Bastioli’s invention of starch-based bioplastics earned her a 2007 European Inventor of the Year award from the European Patent Office, and has been awarded the Order of Merit and been made a Knight of Labor by presidents of the Italian republic (Sergio Mattarella in 2017 and Giorgio Napolitano in 2013).”We must consider that 80 percent of marine pollution is caused by the poor management of wastes on land: if we improve end-of-life management, we also contribute to reducing marine litter. On an overpopulated and overexploited planet, too often we look at the consequences without thinking about the causes,” said Bastioli, who has collected numerous awards for her pioneering work as a socially responsible scientist and entrepreneur — including a Golden Panda in 2016 from the World Wildife Fund (WWF) environmental organization.
In a statement released on Monday, the Italy office of WWF, has already gathered close to 600,000 signatures on a global petition to the United Nations called “Stop Plastic Pollution” said that one-third of sperm whales found dead in the Mediterranean had their digestive systems clogged up by plastic, which makes up 95 percent of marine litter.If humans don’t make a change, “by 2050 the world’s seas will contain more plastic than fish,” said the WWF, which also pointed out that according to a Eurobaromoter survey, 87 percent of Europeans are concerned over the impact of plastic on health and the environment.

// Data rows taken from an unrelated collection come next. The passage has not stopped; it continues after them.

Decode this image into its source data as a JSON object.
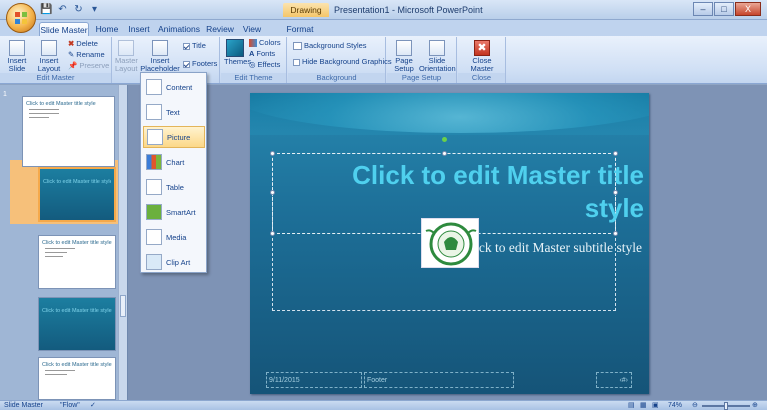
{
  "window": {
    "contextual_tab": "Drawing Tools",
    "title": "Presentation1 - Microsoft PowerPoint",
    "minimize": "–",
    "maximize": "□",
    "close": "X"
  },
  "tabs": [
    "Slide Master",
    "Home",
    "Insert",
    "Animations",
    "Review",
    "View",
    "Format"
  ],
  "ribbon": {
    "edit_master": {
      "insert_slide_master": "Insert Slide Master",
      "insert_layout": "Insert Layout",
      "delete": "Delete",
      "rename": "Rename",
      "preserve": "Preserve",
      "label": "Edit Master"
    },
    "master_layout": {
      "master_layout": "Master Layout",
      "insert_placeholder": "Insert Placeholder",
      "title": "Title",
      "footers": "Footers",
      "title_checked": true,
      "footers_checked": true
    },
    "edit_theme": {
      "themes": "Themes",
      "colors": "Colors",
      "fonts": "Fonts",
      "effects": "Effects",
      "label": "Edit Theme"
    },
    "background": {
      "background_styles": "Background Styles",
      "hide_background": "Hide Background Graphics",
      "label": "Background"
    },
    "page_setup": {
      "page_setup": "Page Setup",
      "slide_orientation": "Slide Orientation",
      "label": "Page Setup"
    },
    "close": {
      "close_master_view": "Close Master View",
      "label": "Close"
    }
  },
  "placeholder_menu": {
    "items": [
      {
        "label": "Content",
        "icon": "content-icon"
      },
      {
        "label": "Text",
        "icon": "text-icon"
      },
      {
        "label": "Picture",
        "icon": "picture-icon",
        "highlighted": true
      },
      {
        "label": "Chart",
        "icon": "chart-icon"
      },
      {
        "label": "Table",
        "icon": "table-icon"
      },
      {
        "label": "SmartArt",
        "icon": "smartart-icon"
      },
      {
        "label": "Media",
        "icon": "media-icon"
      },
      {
        "label": "Clip Art",
        "icon": "clipart-icon"
      }
    ]
  },
  "thumbnails": {
    "master_number": "1",
    "items": [
      {
        "title": "Click to edit Master title style",
        "style": "white"
      },
      {
        "title": "Click to edit Master title style",
        "style": "teal",
        "selected": true
      },
      {
        "title": "Click to edit Master title style",
        "style": "white"
      },
      {
        "title": "Click to edit Master title style",
        "style": "teal"
      },
      {
        "title": "Click to edit Master title style",
        "style": "white"
      }
    ]
  },
  "slide": {
    "title_line1": "Click to edit Master title",
    "title_line2": "style",
    "subtitle": "Click to edit Master subtitle style",
    "date": "9/11/2015",
    "footer": "Footer",
    "page_number": "‹#›"
  },
  "statusbar": {
    "view": "Slide Master",
    "theme": "\"Flow\"",
    "zoom": "74%"
  },
  "colors": {
    "ribbon_bg": "#d1e0f5",
    "slide_bg": "#1d6f98",
    "title_color": "#4fd0ee",
    "highlight": "#fcd888"
  }
}
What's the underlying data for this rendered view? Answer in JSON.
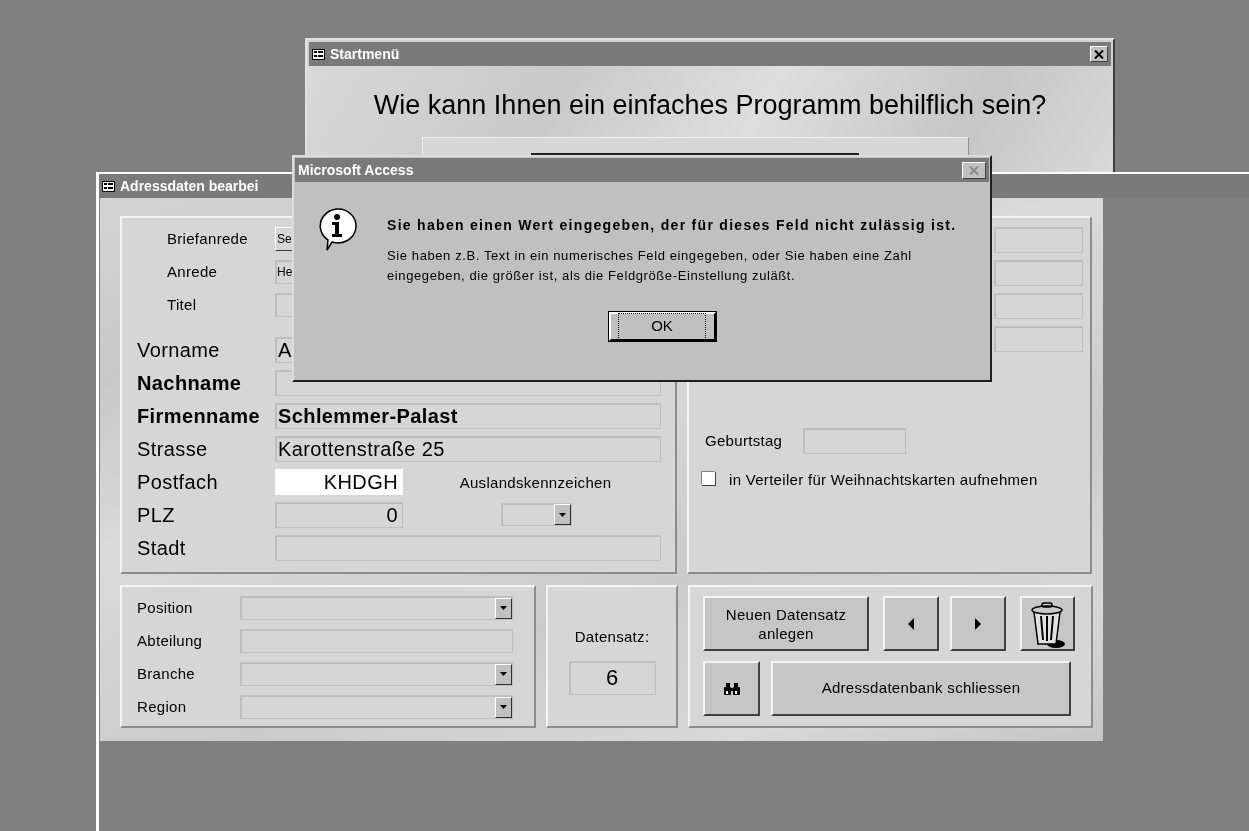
{
  "startmenu": {
    "title": "Startmenü",
    "question": "Wie kann Ihnen ein einfaches Programm behilflich sein?",
    "close_disabled": false
  },
  "address_window": {
    "title": "Adressdaten bearbei",
    "salutation_fields": [
      {
        "label": "Briefanrede",
        "value": "Se",
        "kind": "combo"
      },
      {
        "label": "Anrede",
        "value": "He",
        "kind": "text"
      },
      {
        "label": "Titel",
        "kind": "text"
      }
    ],
    "name_fields": [
      {
        "label": "Vorname",
        "value": "A",
        "kind": "text",
        "bold": false,
        "focused": false
      },
      {
        "label": "Nachname",
        "kind": "text",
        "bold": true,
        "focused": false
      },
      {
        "label": "Firmenname",
        "value": "Schlemmer-Palast",
        "kind": "text",
        "bold": true,
        "focused": false
      },
      {
        "label": "Strasse",
        "value": "Karottenstraße 25",
        "kind": "text",
        "bold": false,
        "focused": false
      },
      {
        "label": "Postfach",
        "value": "KHDGH",
        "kind": "number",
        "bold": false,
        "focused": true,
        "aside": {
          "kind": "label",
          "text": "Auslandskennzeichen"
        }
      },
      {
        "label": "PLZ",
        "value": "0",
        "kind": "number",
        "bold": false,
        "focused": false,
        "aside": {
          "kind": "combo"
        }
      },
      {
        "label": "Stadt",
        "kind": "text",
        "bold": false,
        "focused": false
      }
    ],
    "birthday": {
      "label": "Geburtstag"
    },
    "christmas_list": {
      "label": "in Verteiler für Weihnachtskarten aufnehmen",
      "checked": false
    },
    "job_fields": [
      {
        "label": "Position",
        "kind": "combo"
      },
      {
        "label": "Abteilung",
        "kind": "text"
      },
      {
        "label": "Branche",
        "kind": "combo"
      },
      {
        "label": "Region",
        "kind": "combo"
      }
    ],
    "record": {
      "label": "Datensatz:",
      "value": "6"
    },
    "buttons": {
      "new_record": "Neuen Datensatz anlegen",
      "close": "Adressdatenbank schliessen"
    }
  },
  "dialog": {
    "title": "Microsoft Access",
    "heading": "Sie haben einen Wert eingegeben, der für dieses Feld nicht zulässig ist.",
    "message": "Sie haben z.B. Text in ein numerisches Feld eingegeben, oder Sie haben eine Zahl eingegeben, die größer ist, als die Feldgröße-Einstellung zuläßt.",
    "ok": "OK",
    "close_disabled": true
  }
}
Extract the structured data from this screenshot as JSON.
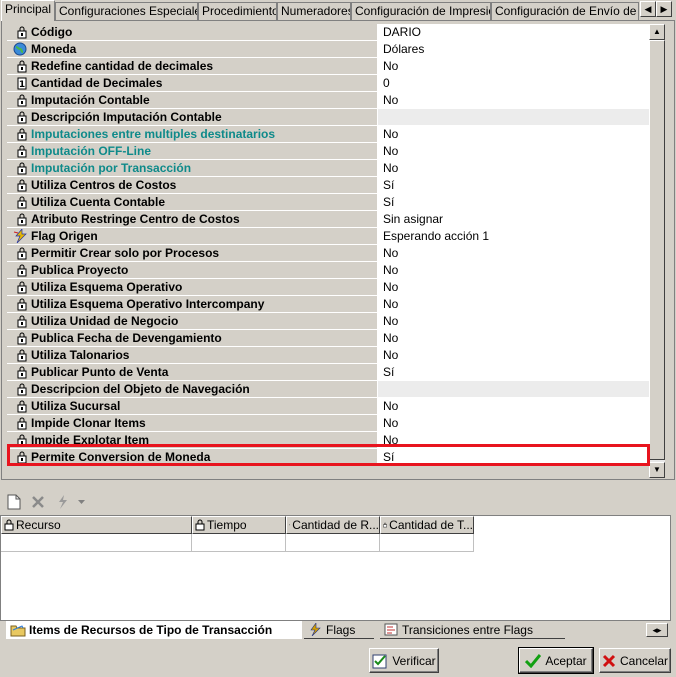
{
  "tabs": [
    {
      "label": "Principal",
      "active": true
    },
    {
      "label": "Configuraciones Especiales"
    },
    {
      "label": "Procedimiento"
    },
    {
      "label": "Numeradores"
    },
    {
      "label": "Configuración de Impresión"
    },
    {
      "label": "Configuración de Envío de M"
    }
  ],
  "properties": [
    {
      "name": "Código",
      "value": "DARIO",
      "icon": "lock-icon"
    },
    {
      "name": "Moneda",
      "value": "Dólares",
      "icon": "globe-icon"
    },
    {
      "name": "Redefine cantidad de decimales",
      "value": "No",
      "icon": "lock-icon"
    },
    {
      "name": "Cantidad de Decimales",
      "value": "0",
      "icon": "numeric-icon"
    },
    {
      "name": "Imputación Contable",
      "value": "No",
      "icon": "lock-icon"
    },
    {
      "name": "Descripción Imputación Contable",
      "value": "",
      "icon": "lock-icon"
    },
    {
      "name": "Imputaciones entre multiples destinatarios",
      "value": "No",
      "icon": "lock-icon",
      "teal": true
    },
    {
      "name": "Imputación OFF-Line",
      "value": "No",
      "icon": "lock-icon",
      "teal": true
    },
    {
      "name": "Imputación por Transacción",
      "value": "No",
      "icon": "lock-icon",
      "teal": true
    },
    {
      "name": "Utiliza Centros de Costos",
      "value": "Sí",
      "icon": "lock-icon"
    },
    {
      "name": "Utiliza Cuenta  Contable",
      "value": "Sí",
      "icon": "lock-icon"
    },
    {
      "name": "Atributo Restringe Centro de Costos",
      "value": "Sin asignar",
      "icon": "lock-icon"
    },
    {
      "name": "Flag Origen",
      "value": "Esperando acción 1",
      "icon": "flag-icon"
    },
    {
      "name": "Permitir Crear solo por Procesos",
      "value": "No",
      "icon": "lock-icon"
    },
    {
      "name": "Publica Proyecto",
      "value": "No",
      "icon": "lock-icon"
    },
    {
      "name": "Utiliza Esquema Operativo",
      "value": "No",
      "icon": "lock-icon"
    },
    {
      "name": "Utiliza Esquema Operativo Intercompany",
      "value": "No",
      "icon": "lock-icon"
    },
    {
      "name": "Utiliza Unidad de Negocio",
      "value": "No",
      "icon": "lock-icon"
    },
    {
      "name": "Publica Fecha de Devengamiento",
      "value": "No",
      "icon": "lock-icon"
    },
    {
      "name": "Utiliza Talonarios",
      "value": "No",
      "icon": "lock-icon"
    },
    {
      "name": "Publicar Punto de Venta",
      "value": "Sí",
      "icon": "lock-icon"
    },
    {
      "name": "Descripcion del Objeto de  Navegación",
      "value": "",
      "icon": "lock-icon"
    },
    {
      "name": "Utiliza Sucursal",
      "value": "No",
      "icon": "lock-icon"
    },
    {
      "name": "Impide Clonar Items",
      "value": "No",
      "icon": "lock-icon"
    },
    {
      "name": "Impide Explotar Item",
      "value": "No",
      "icon": "lock-icon"
    },
    {
      "name": "Permite Conversion de Moneda",
      "value": "Sí",
      "icon": "lock-icon",
      "highlighted": true
    }
  ],
  "toolbar": {
    "icons": [
      "new-document-icon",
      "delete-icon",
      "flag-action-icon",
      "dropdown-arrow-icon"
    ]
  },
  "table": {
    "columns": [
      "Recurso",
      "Tiempo",
      "Cantidad de R...",
      "Cantidad de T..."
    ]
  },
  "bottom_tabs": [
    {
      "label": "Items de Recursos de Tipo de Transacción",
      "active": true
    },
    {
      "label": "Flags"
    },
    {
      "label": "Transiciones entre Flags"
    }
  ],
  "buttons": {
    "verify": "Verificar",
    "accept": "Aceptar",
    "cancel": "Cancelar"
  },
  "colors": {
    "highlight": "#e8141e",
    "teal_text": "#0e8a8a"
  }
}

On a global level, Europe is the second largest plastic producer after China, dumping up to 500,000 tons of plastic products into the sea every year, according to WWF estimates.Sunday’s discovery of the dead sperm whale came after lawmakers at the European Parliament voted 560 to 35 last week to ban single-use plastic by 2021. The European decision follows China’s 2018 decision to stop importing plastic waste, the South China Morning Post reported on Monday.The EU’s move was welcomed by the Italian environmentalist association Legambiente, whose President, Stefano Ciafani, pointed out that Italy has not only banned plastic supermarket bags but also plastic-based Q-tips and microplastics in cosmetics.”We call on the government to immediately summon all stakeholders — producers, local administrators, consumers, environmentalist associations — to accompany the transition and render effective the deplastification process,” Ciafani said.
According to environmentalist NGO Greenpeace, every minute the equivalent of a truckload of plastic ends up in the world’s oceans, causing the death by suffocation or indigestion of 700 different animal species — including turtles, birds, fish, whales and dolphins — who mistake the litter for food.Over eight billion tons of plastic products have been manufactured since the 1950s, and currently 90 percent of single-use plastics is never recycled, according to Greenpeace.